It's amazing how much time some poker pros spend playing games other than poker. Some of them are in the pit playing blackjack or craps. Others enjoy card games like Magic: The Gathering, which has its own poker-like ecosystem of tournaments and star players. But the biggest diversion of them all might be video games – more specifically, competitive video gaming, or E-Sports.
How big has E-Sports become? You can bet on it at Bodog Sports. The 2015 League of Legends World Championship is underway in Europe, with 16 teams competing in the Group Stage. Odds are available for all the matches. More than $2.1 million in prize money is up for grabs, with over 50,000 people watching live on Twitch at press time. That number will balloon to eight figures for the final matches on October 31.
E-Sports may seem like the hot new thing, but just like poker had been around before the Moneymaker Era, video game competitions have been going on since at least 1972. Atari hosted a big Space Invaders tournament back in 1980 with over 10,000 players. Business picked up when the Internet went mainstream in the 90s, and the more powerful the Web has become, the more people have been drawn to E-Sports.
League of Legends (or LOL for short) is one of the top “battle arena” multiplayer games in E-Sports. This Riot Games release from 2009 was said to have 27 million active daily players last year, with 67 million people playing at least once a month.

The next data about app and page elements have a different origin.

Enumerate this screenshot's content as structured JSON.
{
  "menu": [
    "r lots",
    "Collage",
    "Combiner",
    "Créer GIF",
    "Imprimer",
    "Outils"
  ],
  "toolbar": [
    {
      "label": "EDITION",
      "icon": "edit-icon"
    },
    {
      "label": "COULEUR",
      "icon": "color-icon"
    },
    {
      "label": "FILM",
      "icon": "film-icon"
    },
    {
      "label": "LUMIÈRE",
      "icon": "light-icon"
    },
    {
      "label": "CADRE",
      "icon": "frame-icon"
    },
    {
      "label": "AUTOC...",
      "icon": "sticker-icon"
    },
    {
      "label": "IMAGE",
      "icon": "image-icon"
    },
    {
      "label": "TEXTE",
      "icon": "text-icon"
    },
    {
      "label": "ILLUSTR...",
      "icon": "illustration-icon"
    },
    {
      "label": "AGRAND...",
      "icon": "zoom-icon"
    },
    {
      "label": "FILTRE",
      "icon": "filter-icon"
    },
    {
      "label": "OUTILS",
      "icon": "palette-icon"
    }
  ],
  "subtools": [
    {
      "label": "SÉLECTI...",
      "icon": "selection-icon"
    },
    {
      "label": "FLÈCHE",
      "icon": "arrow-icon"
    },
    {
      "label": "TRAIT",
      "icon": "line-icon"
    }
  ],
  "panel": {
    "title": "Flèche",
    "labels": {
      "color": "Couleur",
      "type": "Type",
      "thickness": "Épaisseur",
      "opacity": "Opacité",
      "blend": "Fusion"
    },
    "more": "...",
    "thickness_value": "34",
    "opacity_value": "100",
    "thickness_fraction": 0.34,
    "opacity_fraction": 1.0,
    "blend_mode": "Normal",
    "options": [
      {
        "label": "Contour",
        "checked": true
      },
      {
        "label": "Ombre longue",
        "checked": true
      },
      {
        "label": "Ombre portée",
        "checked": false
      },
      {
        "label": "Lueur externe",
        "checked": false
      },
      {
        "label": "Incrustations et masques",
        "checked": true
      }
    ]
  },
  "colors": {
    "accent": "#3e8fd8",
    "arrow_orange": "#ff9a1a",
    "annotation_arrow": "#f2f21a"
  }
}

Riot Games hosts the World Championship; the game itself is available for free, but users can pay more for added features – in 2013, the company made $624 million in revenues. The tournaments are basically for marketing.
In theory, E-Sports can be lucrative for the players, as well. But most of the top pro stables are made up of young men, usually 15-25, who spend countless hours honing their craft while their handlers reap much of the benefits. There's always the fame, though. Last year's LOL champions, Samsung Galaxy White, were treated like rock stars in their native South Korea before splitting apart and joining other teams.
This year's top clubs, according to the LOL World Championship website, are Edward Gaming (EDG), LGD Gaming, and SKTelecom T1 (SKT). EDG, from the Chinese city of Guangzhou, is the big kahuna of these three teams; the members include five Chinese players, four South Koreans and one from Hong Kong, all males, and all between 17 and 21 years old. This team won four of the six major tournaments it played in 2014 and came second in the others.
Teams from Europe and North America are starting to make inroads, as well. There are three representatives from each continent at this year's Worlds, plus teams from Thailand and Brazil. But it's the South Koreans who still maintain a stranglehold on E-Sports. If my math is right, of the 91 players at this year's championship, 33 are Korean. Expect that to change as the sport wraps its tentacles around the globe.